At a press briefing last month, the carmaker, part of the Volkswagen Group, showed a few of these promising new technologies. Some are nearing introduction, while others are still in the experimental phase.
“We will never forget our DNA, but we want to connect it with the future,” said Porsche’s head of sales and marketing, Detlev von Platen. He stressed, however, that “the famous Porsche experience will continue to come first.”
During a day of demonstrations, Porsche specialists showed a range of digital technologies that included a blockchain-based way to open and close a vehicle; a neural network that uses artificial intelligence to detect vibration anomalies in machines and systems; a powerful augmented and virtual reality option for car showrooms; and an expanded Porsche Connected ecosystem.
Underscoring the importance of the digitalization efforts, Porsche has upped its annual IT budget from less than 300 million euros to around 450 million euros. Lutz Meschke, Porsche’s finance director, who is also responsible for all IT, said a major part of the increase reflects increased IT spending. Porsche CIO Sven Lorenz, who implements IT strategy at the carmaker, reports to Meschke.
Meschke cited five IT priorities for Porsche: Connectivity, vehicle automation, mobility, sales and marketing and corporate digitalization.
The IT department is playing an ever bigger role in all of these areas. “IT is taking on new functions,” Meschke said, adding that IT staff is increasingly involved in vehicle development and “has become more of a business partner to the various divisions.”
Porsche executives said the sports car maker was the first to implement blockchain in the car. Through the use of the digital-ledger technology, Porsche’s door opener is better protected against hacker attacks, they said.
Porsche is also deploying blockchain for communication with third parties. One of them is logistics company DHL. So-called smart contracts can make sure that third parties have to honor an agreement. “With blockchain we can assure in particular that the customer continues to have control of his data,” Meschke said.
The sports car maker believes artificial intelligence can give predictive maintenance a boost. The Porsche Digital Lab, its Berlin-based innovation think tank, developed what it called a “sound detective,” which recognizes abnormal noise and vibration in machines.
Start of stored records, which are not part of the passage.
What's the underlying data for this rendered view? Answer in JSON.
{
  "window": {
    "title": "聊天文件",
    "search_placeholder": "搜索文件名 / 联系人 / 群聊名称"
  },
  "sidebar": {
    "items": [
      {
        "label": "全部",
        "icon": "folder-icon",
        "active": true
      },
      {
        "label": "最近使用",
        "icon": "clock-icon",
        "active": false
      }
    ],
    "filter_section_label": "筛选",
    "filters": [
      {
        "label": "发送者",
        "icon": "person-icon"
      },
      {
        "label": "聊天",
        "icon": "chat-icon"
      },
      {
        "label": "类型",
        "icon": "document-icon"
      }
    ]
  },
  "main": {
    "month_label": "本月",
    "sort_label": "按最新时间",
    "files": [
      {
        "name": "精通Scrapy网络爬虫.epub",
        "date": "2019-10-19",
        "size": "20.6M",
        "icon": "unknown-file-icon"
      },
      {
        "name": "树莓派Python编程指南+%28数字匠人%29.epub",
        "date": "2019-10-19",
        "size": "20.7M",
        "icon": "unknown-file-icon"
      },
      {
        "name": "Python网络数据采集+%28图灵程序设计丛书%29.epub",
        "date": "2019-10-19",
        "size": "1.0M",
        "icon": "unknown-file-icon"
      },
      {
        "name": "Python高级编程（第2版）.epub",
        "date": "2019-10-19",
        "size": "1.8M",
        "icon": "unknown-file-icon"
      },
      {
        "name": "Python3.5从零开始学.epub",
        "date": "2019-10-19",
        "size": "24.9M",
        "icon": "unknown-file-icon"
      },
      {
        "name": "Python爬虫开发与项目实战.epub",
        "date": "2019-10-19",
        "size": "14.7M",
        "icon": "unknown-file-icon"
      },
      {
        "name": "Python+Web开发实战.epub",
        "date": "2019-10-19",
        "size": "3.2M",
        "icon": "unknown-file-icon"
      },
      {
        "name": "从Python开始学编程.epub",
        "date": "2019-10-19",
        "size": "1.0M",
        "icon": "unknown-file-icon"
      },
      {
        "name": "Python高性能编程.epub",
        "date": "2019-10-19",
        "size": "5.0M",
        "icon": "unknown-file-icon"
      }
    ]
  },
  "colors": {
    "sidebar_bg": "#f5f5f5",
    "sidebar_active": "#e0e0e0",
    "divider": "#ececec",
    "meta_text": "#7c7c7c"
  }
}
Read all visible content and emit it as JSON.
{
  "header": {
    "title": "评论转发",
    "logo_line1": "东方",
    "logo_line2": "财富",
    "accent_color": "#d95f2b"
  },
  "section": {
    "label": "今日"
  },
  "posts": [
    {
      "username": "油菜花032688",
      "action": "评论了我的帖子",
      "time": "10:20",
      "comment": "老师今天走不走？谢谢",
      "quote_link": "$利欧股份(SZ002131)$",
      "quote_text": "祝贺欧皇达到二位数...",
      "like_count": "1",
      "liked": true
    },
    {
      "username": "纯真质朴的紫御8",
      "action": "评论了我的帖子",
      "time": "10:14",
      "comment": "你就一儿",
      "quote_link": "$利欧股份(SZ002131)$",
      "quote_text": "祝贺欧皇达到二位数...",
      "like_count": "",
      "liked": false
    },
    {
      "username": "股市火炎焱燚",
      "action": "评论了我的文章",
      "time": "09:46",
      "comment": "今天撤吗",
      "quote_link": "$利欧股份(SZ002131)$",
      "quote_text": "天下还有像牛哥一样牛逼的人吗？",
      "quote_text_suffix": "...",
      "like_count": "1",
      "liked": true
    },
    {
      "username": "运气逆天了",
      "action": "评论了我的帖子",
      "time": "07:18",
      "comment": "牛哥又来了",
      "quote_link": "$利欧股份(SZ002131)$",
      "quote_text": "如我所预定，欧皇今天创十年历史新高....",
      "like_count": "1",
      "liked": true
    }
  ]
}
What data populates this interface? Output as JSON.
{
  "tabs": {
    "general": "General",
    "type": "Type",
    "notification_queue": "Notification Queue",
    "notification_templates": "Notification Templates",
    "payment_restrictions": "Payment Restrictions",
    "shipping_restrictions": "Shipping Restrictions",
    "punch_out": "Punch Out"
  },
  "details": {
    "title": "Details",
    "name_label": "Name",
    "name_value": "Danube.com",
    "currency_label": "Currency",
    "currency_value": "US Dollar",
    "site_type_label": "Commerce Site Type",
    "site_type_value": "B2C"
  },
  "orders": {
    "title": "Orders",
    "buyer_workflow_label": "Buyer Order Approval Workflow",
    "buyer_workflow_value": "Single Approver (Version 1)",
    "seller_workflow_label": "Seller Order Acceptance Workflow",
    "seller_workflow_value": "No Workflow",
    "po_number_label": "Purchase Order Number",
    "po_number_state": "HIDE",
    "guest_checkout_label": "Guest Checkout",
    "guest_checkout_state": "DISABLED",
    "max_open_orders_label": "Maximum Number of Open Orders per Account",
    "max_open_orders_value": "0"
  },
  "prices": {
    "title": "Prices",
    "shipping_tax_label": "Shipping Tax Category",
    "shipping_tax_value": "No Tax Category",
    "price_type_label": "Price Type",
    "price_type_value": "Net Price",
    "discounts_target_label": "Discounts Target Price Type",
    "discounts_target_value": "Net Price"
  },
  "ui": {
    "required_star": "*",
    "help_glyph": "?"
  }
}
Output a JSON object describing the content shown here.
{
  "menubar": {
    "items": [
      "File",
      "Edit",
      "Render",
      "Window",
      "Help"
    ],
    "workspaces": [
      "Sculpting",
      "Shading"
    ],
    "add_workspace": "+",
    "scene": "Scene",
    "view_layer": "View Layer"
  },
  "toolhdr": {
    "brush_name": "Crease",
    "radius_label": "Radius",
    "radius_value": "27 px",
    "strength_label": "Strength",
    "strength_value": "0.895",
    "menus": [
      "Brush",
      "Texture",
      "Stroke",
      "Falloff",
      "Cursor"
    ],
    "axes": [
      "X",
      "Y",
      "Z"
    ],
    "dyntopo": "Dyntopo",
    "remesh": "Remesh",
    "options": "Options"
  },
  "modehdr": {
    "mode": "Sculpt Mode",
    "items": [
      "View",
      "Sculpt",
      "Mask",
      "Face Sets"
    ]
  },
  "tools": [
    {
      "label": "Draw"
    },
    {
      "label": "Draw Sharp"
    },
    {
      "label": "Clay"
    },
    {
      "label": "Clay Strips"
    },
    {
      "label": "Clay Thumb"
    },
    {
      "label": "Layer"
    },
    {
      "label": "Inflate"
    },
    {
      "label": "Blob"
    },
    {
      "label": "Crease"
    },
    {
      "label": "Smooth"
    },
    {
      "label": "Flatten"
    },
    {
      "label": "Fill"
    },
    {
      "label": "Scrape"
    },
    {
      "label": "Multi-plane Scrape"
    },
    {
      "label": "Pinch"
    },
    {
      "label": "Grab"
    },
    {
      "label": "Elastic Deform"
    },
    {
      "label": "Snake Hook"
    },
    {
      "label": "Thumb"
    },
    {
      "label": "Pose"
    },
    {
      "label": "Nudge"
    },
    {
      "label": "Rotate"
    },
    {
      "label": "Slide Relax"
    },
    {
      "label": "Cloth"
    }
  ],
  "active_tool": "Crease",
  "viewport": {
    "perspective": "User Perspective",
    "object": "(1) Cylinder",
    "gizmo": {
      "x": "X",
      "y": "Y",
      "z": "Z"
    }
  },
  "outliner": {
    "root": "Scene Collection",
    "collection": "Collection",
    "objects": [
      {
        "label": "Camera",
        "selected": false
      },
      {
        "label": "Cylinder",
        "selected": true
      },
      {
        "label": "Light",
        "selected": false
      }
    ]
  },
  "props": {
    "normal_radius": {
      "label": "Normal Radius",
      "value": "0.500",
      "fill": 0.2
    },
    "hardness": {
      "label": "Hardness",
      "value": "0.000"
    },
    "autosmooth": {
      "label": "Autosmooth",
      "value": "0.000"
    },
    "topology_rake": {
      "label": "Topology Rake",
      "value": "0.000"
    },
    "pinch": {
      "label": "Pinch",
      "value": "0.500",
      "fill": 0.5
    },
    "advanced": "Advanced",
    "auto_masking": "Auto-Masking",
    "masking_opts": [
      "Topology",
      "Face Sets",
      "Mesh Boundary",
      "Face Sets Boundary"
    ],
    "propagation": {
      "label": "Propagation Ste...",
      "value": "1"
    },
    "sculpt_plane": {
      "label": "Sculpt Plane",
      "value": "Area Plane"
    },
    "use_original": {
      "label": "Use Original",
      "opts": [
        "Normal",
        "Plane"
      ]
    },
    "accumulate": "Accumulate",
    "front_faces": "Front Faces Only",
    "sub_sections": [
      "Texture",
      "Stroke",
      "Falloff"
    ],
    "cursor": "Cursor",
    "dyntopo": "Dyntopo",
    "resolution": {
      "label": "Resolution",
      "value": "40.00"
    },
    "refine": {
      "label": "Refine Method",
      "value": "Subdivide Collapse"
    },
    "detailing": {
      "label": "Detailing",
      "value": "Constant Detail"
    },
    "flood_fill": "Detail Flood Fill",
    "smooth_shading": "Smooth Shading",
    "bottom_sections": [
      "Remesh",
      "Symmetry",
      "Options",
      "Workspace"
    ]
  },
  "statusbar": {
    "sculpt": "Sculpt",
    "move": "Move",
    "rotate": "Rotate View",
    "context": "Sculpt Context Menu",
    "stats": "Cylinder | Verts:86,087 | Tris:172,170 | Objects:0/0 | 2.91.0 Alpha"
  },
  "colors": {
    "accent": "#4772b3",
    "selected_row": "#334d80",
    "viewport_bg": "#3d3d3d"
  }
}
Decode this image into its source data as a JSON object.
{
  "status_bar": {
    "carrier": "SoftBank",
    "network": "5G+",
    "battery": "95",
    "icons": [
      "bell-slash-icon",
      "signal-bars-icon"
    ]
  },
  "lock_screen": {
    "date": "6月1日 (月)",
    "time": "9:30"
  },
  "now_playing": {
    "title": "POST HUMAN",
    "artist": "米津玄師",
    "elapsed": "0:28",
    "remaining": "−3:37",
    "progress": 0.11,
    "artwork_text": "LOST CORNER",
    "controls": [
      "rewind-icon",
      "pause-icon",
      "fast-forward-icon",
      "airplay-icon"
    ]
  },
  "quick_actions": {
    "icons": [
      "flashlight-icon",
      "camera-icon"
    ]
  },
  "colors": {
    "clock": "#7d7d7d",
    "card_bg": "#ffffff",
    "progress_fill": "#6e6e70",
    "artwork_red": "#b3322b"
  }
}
With the help of AI, for example, it can determine the state of a plug connection and predict whether a problem may occur later on.
AR and VR
Augmented and virtual reality will feature in Porsche’s sales and after-sales operations. In cooperation with Google, Porsche is introducing “Mission E Augmented Reality,” an app-based AR implementation that lets customers look at various details of Porsche’s upcoming electric sports model.
“The customer has to be addressed in an emotional way in all phases of the purchase decision,” said Deniz Keskin, head of Porsche’s communication strategy and retail marketing. Virtual and augmented reality are perfect for this purpose, he added.
Keskin cited three ways in which digitalization can improve automotive product marketing. First is the establishment of a more direct connection between the customer and the company. Second, Porsche can offer customers information that is filtered for individual relevance. And third, it can provide a more interesting customer experience. “Through digitalization we have realized that we can offer an experience that wouldn’t be possible in the real world,” Keskin said.
The Porsche expert said he considered AR and VR “the fourth wave” in the consumer electronics evolution. It follows, the advent of the PC, the internet and the smartphone.
-By Yannick Polchow and Arjen Bongard